Holocaust survivor, Esther Lederman, spoke to seventh grade students at Clayton Middle School on March 11th. As a teenager, Lederman ran away from a Polish ghetto in search of her friend, Ezjel Lederman, who was in hiding with his family during the Holocaust. She stayed in hiding for 22 months, evading the harsh punishment of the Nazis.
Lederman shared her story with seventh graders who are studying the Holocaust.
“Many students enjoyed hearing her speak. They were fascinated with the story of her life and how she survived the Holocaust,” stated Jackie Jones, a seventh grade Social Studies teacher at Clayton Middle, who organized the assembly.
Lederman’s story was more personal and relatable to students and students enjoyed the variation that her talk provided.
“It was nice to have an up close and personal presentation instead of reading about it in a history book. We actually had someone to talk to about it,” said seventh grader Taylor Allen.
Students felt that speaker was more interesting than studying about the Holocaust in the classroom.
“More people paid attention when she came rather than just reading it out of the book. When people read out of the book, they don’t really care,” stated seventh grader, Jessica Smith.
Teachers agreed that the speaker gave students a deeper understanding of the content they studied in the classroom.
“[Lederman] is a real life person who actually experienced all of the harshness and cruelty of the Holocaust and came out alive. This experience allowed students to see firsthand how to survive it and the outcome,” stated Jones.
Lederman’s speech gave students a personalized account of life outside of the Nazi controlled concentration camps.
“I learned that it wasn’t only hard for people in the concentration camps, but it was hard for the people outside of the camps to make a living too,” stated Sidney Buss, a seventh grader.
Students benefited from hearing about what life was like during World War II.
“[Lederman] stayed in a home and was in hiding instead of actually going to a[concentration] camp. I would expect her to be in a [concentration] camp because when I think of the holocaust I think of people going to [concentration] camps,” Allen said.
Social Studies teachers wanted students to gain a more rounded understanding of the Holocaust.
“[We wanted students to] have a better understanding of what discriminated groups went through during the holocaust and how some people were able to survive all this cruelty,” stated Jones.
Students had a once in a lifetime opportunity to interact with a Holocaust survivor when Lederman answered questions after her speech.

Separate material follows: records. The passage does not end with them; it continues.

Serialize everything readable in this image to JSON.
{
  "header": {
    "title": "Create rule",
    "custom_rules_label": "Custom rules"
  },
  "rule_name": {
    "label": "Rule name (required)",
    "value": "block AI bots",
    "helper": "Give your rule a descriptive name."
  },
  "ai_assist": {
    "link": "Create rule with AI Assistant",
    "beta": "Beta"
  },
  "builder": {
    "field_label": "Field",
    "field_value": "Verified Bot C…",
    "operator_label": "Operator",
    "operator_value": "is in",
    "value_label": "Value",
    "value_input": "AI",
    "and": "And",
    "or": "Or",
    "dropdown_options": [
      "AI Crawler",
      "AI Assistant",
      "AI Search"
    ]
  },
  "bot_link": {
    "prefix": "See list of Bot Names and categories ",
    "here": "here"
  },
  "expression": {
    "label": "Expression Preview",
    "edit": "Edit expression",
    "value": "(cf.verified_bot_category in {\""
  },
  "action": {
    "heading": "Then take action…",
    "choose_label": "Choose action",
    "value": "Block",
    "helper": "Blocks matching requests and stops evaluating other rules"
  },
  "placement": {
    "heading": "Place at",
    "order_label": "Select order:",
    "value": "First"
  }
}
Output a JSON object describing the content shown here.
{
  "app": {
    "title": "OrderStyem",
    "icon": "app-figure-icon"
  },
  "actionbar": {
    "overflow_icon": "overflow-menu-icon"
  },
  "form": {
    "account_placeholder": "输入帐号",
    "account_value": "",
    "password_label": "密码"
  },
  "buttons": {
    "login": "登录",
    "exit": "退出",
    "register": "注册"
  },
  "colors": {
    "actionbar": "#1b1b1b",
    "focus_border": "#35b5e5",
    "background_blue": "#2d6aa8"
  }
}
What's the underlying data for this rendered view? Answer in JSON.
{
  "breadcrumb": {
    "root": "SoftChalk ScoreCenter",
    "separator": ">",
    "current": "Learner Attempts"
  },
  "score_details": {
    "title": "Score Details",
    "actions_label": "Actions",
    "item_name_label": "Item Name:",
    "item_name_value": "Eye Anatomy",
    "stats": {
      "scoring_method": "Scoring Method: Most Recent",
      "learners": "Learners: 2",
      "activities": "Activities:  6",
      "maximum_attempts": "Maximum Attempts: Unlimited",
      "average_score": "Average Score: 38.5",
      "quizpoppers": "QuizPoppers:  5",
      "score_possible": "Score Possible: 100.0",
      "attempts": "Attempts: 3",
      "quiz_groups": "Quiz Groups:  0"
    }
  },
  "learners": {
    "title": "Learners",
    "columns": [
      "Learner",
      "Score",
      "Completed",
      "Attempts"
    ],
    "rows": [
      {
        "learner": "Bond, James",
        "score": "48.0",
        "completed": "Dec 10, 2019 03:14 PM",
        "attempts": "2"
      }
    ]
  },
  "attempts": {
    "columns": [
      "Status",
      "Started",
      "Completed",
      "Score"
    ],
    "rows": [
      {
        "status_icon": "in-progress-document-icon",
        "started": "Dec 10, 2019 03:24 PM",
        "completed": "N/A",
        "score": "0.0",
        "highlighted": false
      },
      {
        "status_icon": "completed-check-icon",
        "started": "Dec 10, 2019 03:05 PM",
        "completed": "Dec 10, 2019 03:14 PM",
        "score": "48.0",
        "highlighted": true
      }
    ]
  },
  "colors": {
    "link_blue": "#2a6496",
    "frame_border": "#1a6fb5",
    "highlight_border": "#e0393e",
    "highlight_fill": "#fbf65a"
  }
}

“I liked when she came to the classroom to answer our own personal questions. It was a lot more fun than having to read about it out of a book,” stated Buss.
Lederman is a part of The North Carolina Holocaust Council.